▸ Work instructions:
The output consists only of the lines from the one with "What data populates" through the end of the records, each printed exactly, and contains no pictures.

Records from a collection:
+++

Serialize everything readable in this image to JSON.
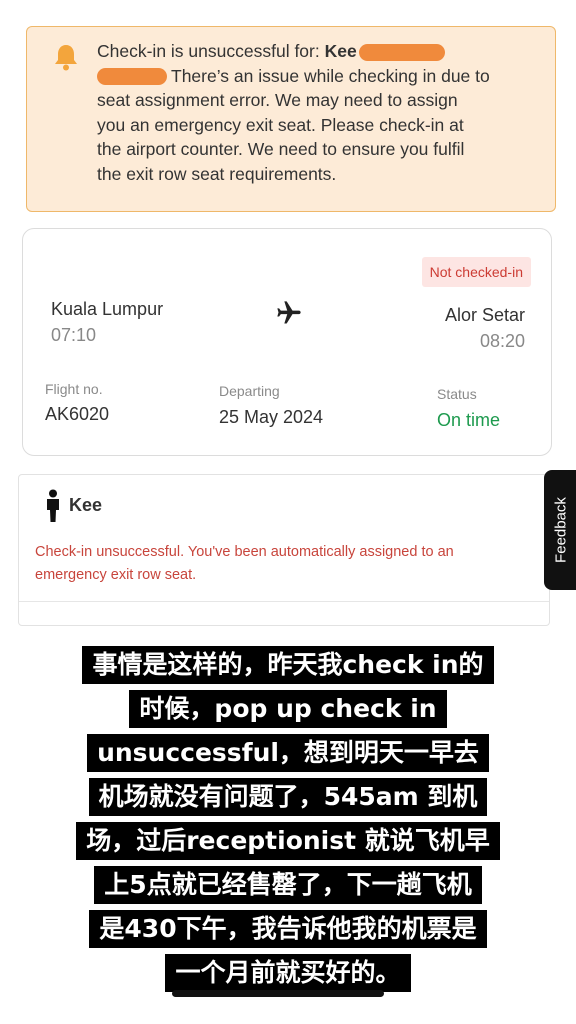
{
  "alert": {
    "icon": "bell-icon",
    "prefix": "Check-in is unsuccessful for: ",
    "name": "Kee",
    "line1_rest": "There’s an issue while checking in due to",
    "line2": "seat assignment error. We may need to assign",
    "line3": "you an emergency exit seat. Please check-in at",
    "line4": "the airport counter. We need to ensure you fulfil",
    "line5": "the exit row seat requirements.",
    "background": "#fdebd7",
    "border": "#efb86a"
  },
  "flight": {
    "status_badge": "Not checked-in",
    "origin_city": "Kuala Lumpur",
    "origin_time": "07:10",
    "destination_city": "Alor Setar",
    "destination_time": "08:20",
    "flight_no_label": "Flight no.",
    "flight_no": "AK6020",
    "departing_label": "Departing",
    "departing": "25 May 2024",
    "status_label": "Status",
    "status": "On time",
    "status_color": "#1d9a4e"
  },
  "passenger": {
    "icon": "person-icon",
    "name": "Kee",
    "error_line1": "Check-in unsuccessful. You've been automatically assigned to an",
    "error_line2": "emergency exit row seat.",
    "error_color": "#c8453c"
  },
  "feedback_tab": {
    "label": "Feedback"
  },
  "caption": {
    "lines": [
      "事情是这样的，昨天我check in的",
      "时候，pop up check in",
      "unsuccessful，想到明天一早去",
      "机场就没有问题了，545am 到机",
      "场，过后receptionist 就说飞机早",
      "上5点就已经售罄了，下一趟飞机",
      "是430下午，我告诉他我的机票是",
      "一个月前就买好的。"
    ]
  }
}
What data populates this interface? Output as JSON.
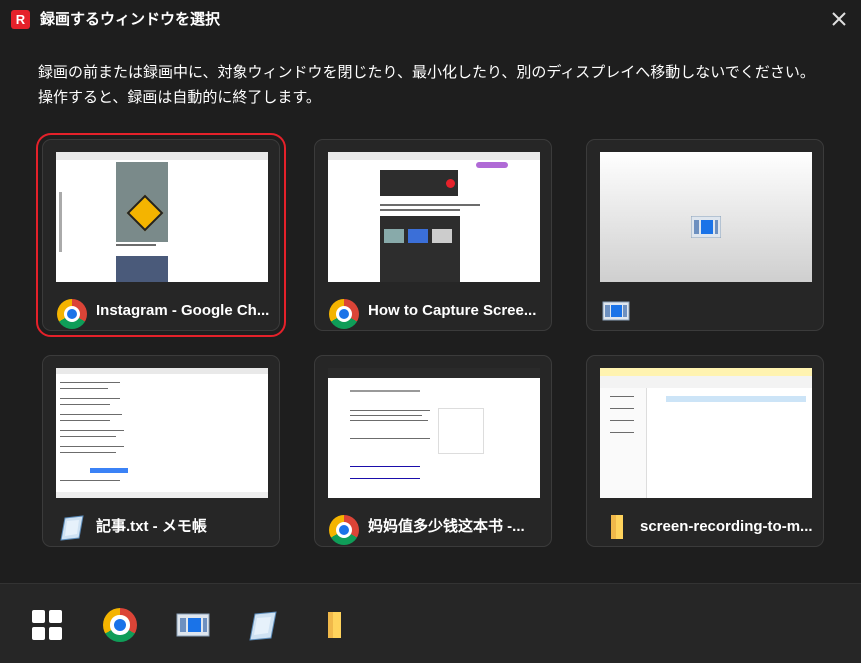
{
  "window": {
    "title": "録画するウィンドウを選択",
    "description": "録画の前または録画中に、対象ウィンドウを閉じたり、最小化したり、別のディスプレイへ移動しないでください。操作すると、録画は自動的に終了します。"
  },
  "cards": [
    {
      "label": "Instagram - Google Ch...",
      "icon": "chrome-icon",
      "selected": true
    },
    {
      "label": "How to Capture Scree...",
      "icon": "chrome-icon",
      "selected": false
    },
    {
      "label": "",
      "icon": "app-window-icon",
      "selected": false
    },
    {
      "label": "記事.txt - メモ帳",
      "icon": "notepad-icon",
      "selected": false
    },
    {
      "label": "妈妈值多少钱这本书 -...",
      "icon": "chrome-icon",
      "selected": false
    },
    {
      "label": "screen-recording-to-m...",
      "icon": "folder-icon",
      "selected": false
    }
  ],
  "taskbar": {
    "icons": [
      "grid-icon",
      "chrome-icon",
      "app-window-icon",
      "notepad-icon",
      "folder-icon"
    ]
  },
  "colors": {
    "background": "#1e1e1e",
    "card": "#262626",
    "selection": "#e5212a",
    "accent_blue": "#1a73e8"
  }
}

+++

▸ Solution to the problem:
What data populates this interface? Output as JSON.
{
  "window": {
    "title": "録画するウィンドウを選択",
    "description": "録画の前または録画中に、対象ウィンドウを閉じたり、最小化したり、別のディスプレイへ移動しないでください。操作すると、録画は自動的に終了します。"
  },
  "cards": [
    {
      "label": "Instagram - Google Ch...",
      "icon": "chrome-icon",
      "selected": true
    },
    {
      "label": "How to Capture Scree...",
      "icon": "chrome-icon",
      "selected": false
    },
    {
      "label": "",
      "icon": "app-window-icon",
      "selected": false
    },
    {
      "label": "記事.txt - メモ帳",
      "icon": "notepad-icon",
      "selected": false
    },
    {
      "label": "妈妈值多少钱这本书 -...",
      "icon": "chrome-icon",
      "selected": false
    },
    {
      "label": "screen-recording-to-m...",
      "icon": "folder-icon",
      "selected": false
    }
  ],
  "taskbar": {
    "icons": [
      "grid-icon",
      "chrome-icon",
      "app-window-icon",
      "notepad-icon",
      "folder-icon"
    ]
  },
  "colors": {
    "background": "#1e1e1e",
    "card": "#262626",
    "selection": "#e5212a",
    "accent_blue": "#1a73e8"
  }
}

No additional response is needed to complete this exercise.